“Mira, Mira on the wall” was the refrain that came to mind when young Mira Berlin (MFA) presented her idea 3 years ago for an art show representing the personal illness experiences of artists. After she left my office, I thought about whether the refrain’s connection to the fairy tale was applicable to the concept.
Three years later, the fairy tale reference can be discarded. A collective of European academic, art and industry leaders has produced a vivid expression of illness through the eyes of artists working in collaboration with patients.
‘Perspectives – Art, Inflammation and Me’ is an initiative designed to add a different dimension to the current understanding of immune-mediated inflammatory diseases (IMIDs) and their impact on patients and society. The exhibition debuted at the 9th Congress of the European Crohn’s and Colitis Organisation (ECCO) in Copenhagen, Denmark on February 20 with more than 100 unique pieces of art.
Mira was interested in the subjective experience of disease to showcase the potential of Fine Arts “to transcend the bounds placed on patients upon their diagnosis” and to highlight “the incredible power of images to demystify illness and reconcile us to disease, and even to death.” At the time, her thoughts were rare and she prepared a report that identified the state of illness experience as expressed in the arts. It was clear that mainstream art didn’t welcome the theme and many artists were resistant to sharing their experience through their creativity.
The courage of her ambition, however, is mirrored in this initiative. Over 200 artists from more than 40 countries around the world participated. The collection – the result of collaborations between artists and patients – provides new perspectives into some of the unknown, ignored, or misunderstood burdens associated with these conditions.
Foremost among the artists from more than 15 universities are 12 Canadian art students from Calgary’s Alberta College of Art and Design. Their work is inspired by the stories of patients with chronic conditions such as Crohn’s Disease, Psoriasis, and Rheumatoid Arthritis.

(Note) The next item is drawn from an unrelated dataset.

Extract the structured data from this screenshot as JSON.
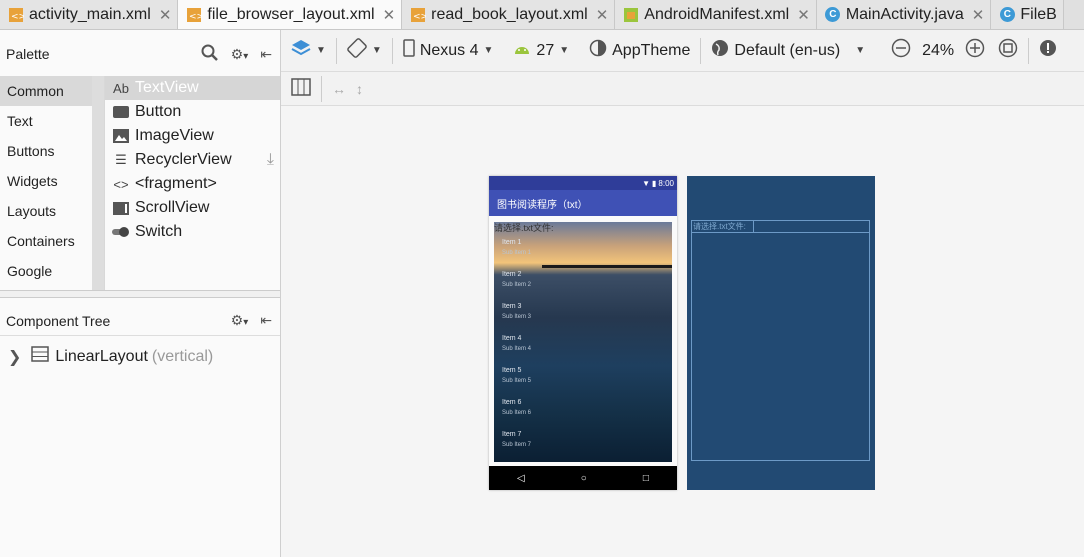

We’re privileged to have the opportunity to share all 12 images from Canada and 9 selected works from international contributors. The exhibition’s next scheduled stop is at the EULAR (European League Against Rheumatism) Congress in Paris, June 11 to 14.
While Mira has moved on with her academic and artistic career, it would be an amazing outcome to attend in Paris so I’d have the opportunity to say out loud and without fantasy, “Mira, Mira, …they’re… on the wall”.